=== Website and app data records ===

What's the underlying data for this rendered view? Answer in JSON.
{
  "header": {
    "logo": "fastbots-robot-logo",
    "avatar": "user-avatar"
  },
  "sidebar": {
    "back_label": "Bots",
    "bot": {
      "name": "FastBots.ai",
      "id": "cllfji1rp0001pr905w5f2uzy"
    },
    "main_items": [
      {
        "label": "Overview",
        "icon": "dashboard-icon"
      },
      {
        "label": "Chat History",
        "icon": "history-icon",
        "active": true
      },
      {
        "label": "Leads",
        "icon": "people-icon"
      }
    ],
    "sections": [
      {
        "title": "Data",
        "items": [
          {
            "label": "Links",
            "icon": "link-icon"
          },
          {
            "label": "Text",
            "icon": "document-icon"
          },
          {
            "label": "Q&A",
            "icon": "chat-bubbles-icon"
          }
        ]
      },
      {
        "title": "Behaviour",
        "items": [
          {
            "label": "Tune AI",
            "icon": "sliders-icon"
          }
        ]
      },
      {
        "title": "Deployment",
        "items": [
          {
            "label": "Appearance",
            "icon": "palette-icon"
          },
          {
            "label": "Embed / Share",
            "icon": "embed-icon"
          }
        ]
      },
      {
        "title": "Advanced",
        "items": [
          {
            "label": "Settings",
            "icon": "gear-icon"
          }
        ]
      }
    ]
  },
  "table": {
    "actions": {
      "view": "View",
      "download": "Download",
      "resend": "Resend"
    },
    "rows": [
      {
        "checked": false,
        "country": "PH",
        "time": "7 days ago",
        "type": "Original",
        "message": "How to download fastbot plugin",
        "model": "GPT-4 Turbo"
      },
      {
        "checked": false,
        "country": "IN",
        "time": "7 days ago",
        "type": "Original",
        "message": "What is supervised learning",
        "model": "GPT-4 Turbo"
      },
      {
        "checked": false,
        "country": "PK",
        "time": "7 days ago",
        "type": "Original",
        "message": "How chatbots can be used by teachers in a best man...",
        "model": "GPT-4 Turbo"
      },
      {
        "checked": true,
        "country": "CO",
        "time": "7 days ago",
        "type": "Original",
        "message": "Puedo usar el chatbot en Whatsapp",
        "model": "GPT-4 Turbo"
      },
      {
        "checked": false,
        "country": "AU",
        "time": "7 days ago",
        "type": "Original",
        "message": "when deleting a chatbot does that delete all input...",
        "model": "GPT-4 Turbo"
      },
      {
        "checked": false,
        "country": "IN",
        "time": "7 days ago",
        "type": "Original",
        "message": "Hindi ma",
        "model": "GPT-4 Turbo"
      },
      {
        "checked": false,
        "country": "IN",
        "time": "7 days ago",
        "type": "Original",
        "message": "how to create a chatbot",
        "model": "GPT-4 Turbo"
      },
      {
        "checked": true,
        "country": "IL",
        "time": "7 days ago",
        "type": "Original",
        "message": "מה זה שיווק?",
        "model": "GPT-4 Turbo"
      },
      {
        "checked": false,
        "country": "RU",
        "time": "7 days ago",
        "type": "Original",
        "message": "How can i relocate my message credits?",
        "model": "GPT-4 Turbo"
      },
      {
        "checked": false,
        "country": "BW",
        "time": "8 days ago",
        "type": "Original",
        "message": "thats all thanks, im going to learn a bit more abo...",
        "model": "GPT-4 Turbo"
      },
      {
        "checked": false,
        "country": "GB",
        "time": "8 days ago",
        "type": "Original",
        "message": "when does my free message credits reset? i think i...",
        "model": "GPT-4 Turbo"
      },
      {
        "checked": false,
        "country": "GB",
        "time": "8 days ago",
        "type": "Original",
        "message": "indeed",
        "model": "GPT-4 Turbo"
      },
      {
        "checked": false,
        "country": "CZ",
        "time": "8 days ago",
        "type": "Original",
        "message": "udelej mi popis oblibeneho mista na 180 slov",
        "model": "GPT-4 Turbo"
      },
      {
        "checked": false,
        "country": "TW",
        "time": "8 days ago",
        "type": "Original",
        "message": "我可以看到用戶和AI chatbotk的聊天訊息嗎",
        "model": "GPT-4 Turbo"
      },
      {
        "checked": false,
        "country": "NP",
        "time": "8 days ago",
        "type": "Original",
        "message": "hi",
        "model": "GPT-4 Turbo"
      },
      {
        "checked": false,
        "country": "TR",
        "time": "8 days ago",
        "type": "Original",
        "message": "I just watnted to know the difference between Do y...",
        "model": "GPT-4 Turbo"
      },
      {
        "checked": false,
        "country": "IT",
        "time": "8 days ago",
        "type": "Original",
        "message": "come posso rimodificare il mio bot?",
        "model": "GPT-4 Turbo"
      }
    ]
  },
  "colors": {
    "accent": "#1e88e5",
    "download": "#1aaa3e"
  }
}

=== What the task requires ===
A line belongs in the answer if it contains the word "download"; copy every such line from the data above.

=== Solution for this task ===
      "download": "Download",
        "message": "How to download fastbot plugin",
    "download": "#1aaa3e"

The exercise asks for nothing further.